- RECORDED INFORMATION -
------------
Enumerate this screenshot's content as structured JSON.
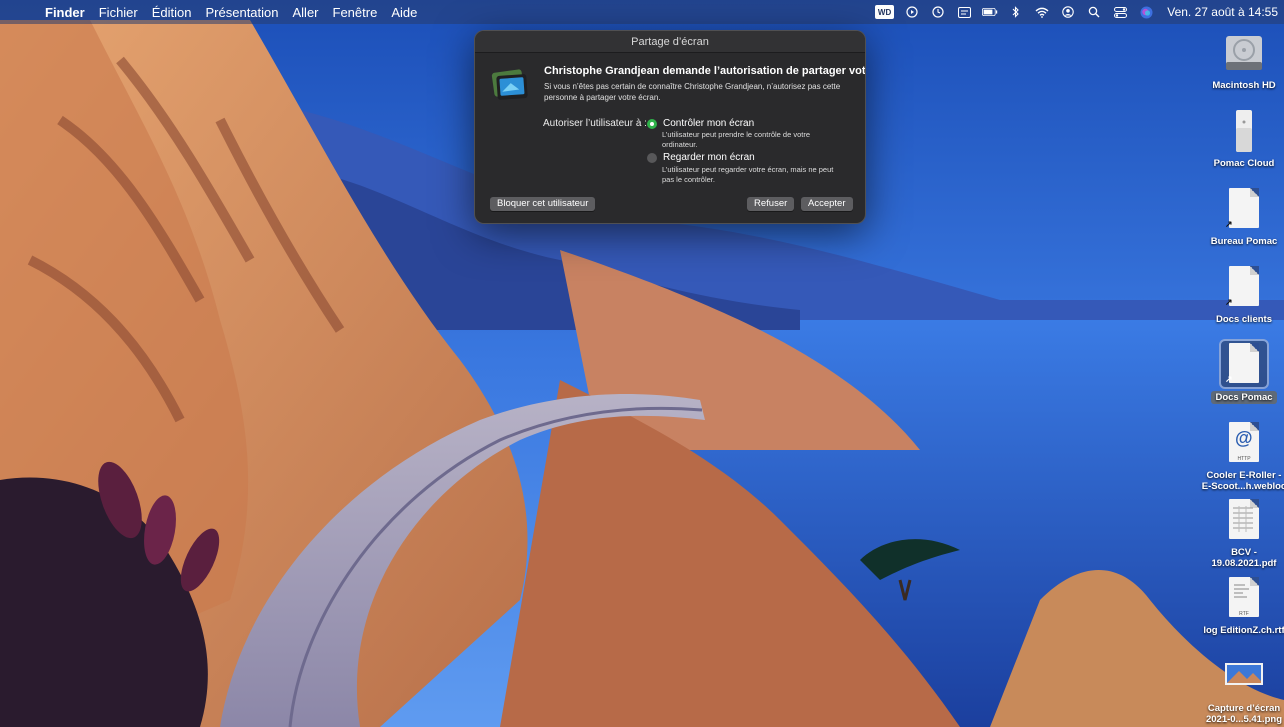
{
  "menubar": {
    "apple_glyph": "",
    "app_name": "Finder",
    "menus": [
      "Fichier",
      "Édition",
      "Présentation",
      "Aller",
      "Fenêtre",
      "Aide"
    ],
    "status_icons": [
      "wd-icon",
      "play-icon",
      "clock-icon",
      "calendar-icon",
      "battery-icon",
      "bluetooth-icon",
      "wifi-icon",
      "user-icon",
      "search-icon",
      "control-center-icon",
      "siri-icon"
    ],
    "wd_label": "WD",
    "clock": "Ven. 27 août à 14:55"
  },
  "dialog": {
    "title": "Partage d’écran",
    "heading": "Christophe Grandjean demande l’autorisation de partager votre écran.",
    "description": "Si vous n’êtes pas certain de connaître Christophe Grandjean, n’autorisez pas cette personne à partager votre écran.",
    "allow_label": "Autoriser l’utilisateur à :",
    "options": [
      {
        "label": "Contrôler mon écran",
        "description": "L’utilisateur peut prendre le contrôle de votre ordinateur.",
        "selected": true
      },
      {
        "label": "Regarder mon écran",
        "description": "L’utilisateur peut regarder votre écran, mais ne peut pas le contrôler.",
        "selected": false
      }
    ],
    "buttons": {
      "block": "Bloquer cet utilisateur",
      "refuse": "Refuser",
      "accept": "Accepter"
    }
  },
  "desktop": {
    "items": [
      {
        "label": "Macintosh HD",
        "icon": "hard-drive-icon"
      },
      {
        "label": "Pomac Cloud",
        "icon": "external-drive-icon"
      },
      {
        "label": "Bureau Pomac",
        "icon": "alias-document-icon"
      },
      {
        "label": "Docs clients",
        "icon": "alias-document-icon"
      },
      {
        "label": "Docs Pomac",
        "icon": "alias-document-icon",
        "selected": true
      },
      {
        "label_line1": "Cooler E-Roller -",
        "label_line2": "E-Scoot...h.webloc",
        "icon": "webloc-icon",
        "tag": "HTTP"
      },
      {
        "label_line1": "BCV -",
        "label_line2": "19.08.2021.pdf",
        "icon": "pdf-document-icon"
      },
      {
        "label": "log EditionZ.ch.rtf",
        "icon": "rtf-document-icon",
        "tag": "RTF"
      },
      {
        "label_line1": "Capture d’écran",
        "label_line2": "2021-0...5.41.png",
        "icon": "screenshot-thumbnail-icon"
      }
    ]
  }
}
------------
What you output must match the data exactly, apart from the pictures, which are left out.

Enumerate this screenshot's content as structured JSON.
{
  "menubar": {
    "apple_glyph": "",
    "app_name": "Finder",
    "menus": [
      "Fichier",
      "Édition",
      "Présentation",
      "Aller",
      "Fenêtre",
      "Aide"
    ],
    "status_icons": [
      "wd-icon",
      "play-icon",
      "clock-icon",
      "calendar-icon",
      "battery-icon",
      "bluetooth-icon",
      "wifi-icon",
      "user-icon",
      "search-icon",
      "control-center-icon",
      "siri-icon"
    ],
    "wd_label": "WD",
    "clock": "Ven. 27 août à 14:55"
  },
  "dialog": {
    "title": "Partage d’écran",
    "heading": "Christophe Grandjean demande l’autorisation de partager votre écran.",
    "description": "Si vous n’êtes pas certain de connaître Christophe Grandjean, n’autorisez pas cette personne à partager votre écran.",
    "allow_label": "Autoriser l’utilisateur à :",
    "options": [
      {
        "label": "Contrôler mon écran",
        "description": "L’utilisateur peut prendre le contrôle de votre ordinateur.",
        "selected": true
      },
      {
        "label": "Regarder mon écran",
        "description": "L’utilisateur peut regarder votre écran, mais ne peut pas le contrôler.",
        "selected": false
      }
    ],
    "buttons": {
      "block": "Bloquer cet utilisateur",
      "refuse": "Refuser",
      "accept": "Accepter"
    }
  },
  "desktop": {
    "items": [
      {
        "label": "Macintosh HD",
        "icon": "hard-drive-icon"
      },
      {
        "label": "Pomac Cloud",
        "icon": "external-drive-icon"
      },
      {
        "label": "Bureau Pomac",
        "icon": "alias-document-icon"
      },
      {
        "label": "Docs clients",
        "icon": "alias-document-icon"
      },
      {
        "label": "Docs Pomac",
        "icon": "alias-document-icon",
        "selected": true
      },
      {
        "label_line1": "Cooler E-Roller -",
        "label_line2": "E-Scoot...h.webloc",
        "icon": "webloc-icon",
        "tag": "HTTP"
      },
      {
        "label_line1": "BCV -",
        "label_line2": "19.08.2021.pdf",
        "icon": "pdf-document-icon"
      },
      {
        "label": "log EditionZ.ch.rtf",
        "icon": "rtf-document-icon",
        "tag": "RTF"
      },
      {
        "label_line1": "Capture d’écran",
        "label_line2": "2021-0...5.41.png",
        "icon": "screenshot-thumbnail-icon"
      }
    ]
  }
}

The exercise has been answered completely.